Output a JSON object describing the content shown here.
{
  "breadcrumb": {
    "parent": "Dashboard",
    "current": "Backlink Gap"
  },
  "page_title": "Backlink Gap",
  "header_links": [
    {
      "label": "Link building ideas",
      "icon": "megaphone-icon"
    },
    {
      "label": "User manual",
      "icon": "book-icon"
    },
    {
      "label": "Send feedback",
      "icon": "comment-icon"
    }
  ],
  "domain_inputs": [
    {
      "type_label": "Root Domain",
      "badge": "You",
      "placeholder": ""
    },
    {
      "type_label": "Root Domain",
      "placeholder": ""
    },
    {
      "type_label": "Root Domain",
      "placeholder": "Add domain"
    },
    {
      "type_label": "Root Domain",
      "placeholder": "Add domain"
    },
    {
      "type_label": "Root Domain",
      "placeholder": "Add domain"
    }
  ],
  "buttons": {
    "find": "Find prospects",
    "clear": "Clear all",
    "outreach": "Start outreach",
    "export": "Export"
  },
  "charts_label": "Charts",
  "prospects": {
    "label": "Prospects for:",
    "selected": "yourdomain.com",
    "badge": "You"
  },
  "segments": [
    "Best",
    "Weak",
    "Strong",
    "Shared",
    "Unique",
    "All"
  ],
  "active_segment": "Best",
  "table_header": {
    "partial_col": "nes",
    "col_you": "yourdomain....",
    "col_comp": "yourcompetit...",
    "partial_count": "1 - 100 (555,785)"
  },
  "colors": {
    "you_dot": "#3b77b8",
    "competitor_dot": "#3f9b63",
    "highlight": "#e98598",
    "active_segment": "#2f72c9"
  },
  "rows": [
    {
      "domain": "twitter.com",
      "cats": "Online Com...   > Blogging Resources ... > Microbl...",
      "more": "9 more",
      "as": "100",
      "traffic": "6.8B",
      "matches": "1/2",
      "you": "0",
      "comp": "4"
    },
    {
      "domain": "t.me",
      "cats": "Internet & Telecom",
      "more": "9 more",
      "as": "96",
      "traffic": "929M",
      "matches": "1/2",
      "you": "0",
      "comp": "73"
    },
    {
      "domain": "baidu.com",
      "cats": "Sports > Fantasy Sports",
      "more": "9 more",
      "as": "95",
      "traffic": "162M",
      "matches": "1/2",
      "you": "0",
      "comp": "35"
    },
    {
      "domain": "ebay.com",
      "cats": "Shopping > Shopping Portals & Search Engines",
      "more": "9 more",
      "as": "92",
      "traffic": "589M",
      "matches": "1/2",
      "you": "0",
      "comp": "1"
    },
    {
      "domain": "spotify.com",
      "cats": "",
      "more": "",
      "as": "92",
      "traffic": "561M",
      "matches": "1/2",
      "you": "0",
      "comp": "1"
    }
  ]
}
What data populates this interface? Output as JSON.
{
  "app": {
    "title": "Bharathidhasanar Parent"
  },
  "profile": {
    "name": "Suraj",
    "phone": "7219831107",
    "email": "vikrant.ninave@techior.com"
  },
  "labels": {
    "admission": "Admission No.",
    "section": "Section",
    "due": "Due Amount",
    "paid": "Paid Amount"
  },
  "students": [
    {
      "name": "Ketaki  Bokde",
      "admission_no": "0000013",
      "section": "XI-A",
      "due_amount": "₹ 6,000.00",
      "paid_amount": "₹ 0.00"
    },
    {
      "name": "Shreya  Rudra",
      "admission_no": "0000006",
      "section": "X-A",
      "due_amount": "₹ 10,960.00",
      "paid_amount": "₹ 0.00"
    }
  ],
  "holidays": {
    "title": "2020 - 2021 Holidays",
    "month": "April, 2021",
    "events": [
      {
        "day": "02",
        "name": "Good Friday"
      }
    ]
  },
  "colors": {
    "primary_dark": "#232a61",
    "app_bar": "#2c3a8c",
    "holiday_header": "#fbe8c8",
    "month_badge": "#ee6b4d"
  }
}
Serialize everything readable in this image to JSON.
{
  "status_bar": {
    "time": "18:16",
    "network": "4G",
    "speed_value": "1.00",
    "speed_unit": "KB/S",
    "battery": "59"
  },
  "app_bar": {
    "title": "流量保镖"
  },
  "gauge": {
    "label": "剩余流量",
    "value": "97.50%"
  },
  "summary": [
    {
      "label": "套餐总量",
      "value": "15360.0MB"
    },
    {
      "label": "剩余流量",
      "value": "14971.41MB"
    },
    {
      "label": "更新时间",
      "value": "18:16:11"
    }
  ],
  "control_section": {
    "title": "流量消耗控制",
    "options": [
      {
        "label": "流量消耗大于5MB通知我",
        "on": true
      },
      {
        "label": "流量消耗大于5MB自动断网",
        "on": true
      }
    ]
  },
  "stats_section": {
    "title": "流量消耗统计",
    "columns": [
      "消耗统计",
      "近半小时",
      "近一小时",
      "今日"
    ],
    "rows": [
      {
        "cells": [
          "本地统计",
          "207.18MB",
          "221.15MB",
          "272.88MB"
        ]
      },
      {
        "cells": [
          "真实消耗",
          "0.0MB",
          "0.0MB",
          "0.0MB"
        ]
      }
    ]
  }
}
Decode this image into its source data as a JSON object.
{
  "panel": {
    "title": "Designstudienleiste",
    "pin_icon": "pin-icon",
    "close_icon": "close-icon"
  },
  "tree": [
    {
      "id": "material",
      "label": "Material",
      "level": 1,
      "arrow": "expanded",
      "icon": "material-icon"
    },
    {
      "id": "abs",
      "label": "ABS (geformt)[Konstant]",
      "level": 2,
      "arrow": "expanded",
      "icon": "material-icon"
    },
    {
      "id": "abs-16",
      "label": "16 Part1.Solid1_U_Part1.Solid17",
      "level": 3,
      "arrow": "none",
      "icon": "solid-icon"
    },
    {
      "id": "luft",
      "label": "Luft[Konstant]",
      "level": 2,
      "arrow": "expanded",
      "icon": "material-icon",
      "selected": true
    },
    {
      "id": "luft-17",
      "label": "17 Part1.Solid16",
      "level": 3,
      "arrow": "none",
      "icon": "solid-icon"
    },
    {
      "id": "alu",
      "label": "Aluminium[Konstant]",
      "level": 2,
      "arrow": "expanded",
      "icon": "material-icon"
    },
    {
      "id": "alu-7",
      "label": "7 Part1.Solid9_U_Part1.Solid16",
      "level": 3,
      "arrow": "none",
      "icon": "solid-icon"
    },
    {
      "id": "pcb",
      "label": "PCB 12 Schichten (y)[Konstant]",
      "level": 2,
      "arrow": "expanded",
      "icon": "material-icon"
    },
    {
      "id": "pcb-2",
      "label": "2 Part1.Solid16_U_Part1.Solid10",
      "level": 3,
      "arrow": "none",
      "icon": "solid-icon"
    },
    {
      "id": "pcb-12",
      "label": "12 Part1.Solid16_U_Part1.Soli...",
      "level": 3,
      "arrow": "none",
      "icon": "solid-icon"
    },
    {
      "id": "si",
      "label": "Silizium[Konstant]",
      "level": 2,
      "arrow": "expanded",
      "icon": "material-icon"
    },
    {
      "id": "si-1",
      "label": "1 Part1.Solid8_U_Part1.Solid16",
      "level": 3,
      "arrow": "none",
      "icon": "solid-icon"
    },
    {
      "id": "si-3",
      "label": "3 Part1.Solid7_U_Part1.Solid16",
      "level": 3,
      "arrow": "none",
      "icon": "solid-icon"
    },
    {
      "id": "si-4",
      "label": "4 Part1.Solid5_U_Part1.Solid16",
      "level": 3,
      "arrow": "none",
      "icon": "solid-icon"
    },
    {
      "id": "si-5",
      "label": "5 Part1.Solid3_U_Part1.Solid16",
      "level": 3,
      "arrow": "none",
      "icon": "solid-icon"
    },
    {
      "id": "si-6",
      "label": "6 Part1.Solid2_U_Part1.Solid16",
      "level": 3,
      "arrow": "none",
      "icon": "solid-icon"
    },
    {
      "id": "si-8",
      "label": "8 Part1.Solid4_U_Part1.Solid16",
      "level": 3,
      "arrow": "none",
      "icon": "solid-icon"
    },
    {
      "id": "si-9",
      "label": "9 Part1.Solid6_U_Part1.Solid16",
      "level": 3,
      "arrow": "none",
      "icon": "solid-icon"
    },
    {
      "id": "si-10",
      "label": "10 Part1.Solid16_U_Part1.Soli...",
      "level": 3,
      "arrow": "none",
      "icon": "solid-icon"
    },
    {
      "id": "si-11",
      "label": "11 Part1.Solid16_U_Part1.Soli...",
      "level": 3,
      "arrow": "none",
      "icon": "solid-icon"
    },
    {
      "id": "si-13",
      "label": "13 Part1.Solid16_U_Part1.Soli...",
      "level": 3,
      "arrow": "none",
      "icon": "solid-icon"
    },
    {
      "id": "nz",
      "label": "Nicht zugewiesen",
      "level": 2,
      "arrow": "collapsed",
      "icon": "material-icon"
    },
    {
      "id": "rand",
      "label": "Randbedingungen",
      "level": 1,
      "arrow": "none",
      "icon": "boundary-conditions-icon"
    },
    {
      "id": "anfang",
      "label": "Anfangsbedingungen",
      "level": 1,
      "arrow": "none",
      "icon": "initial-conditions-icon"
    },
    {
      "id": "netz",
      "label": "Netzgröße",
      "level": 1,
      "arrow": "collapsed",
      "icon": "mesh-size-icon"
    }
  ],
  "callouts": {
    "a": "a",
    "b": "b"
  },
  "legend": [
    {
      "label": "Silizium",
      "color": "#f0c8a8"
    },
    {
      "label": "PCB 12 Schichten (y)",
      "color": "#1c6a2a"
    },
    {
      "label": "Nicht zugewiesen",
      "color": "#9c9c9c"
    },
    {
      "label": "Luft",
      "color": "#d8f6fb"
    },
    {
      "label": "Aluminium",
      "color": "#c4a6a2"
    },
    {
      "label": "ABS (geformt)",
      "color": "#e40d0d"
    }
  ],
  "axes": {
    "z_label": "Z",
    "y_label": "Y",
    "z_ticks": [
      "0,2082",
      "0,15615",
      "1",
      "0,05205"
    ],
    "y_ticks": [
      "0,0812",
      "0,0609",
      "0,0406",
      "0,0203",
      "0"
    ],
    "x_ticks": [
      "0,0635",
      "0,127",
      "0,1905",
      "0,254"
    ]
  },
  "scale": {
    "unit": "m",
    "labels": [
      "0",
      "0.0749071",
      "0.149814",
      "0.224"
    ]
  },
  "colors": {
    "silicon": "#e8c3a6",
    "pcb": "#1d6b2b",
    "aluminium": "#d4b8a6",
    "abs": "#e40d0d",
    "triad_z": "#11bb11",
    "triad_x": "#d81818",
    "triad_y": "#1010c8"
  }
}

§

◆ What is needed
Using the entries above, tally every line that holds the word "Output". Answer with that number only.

◆ Written response
2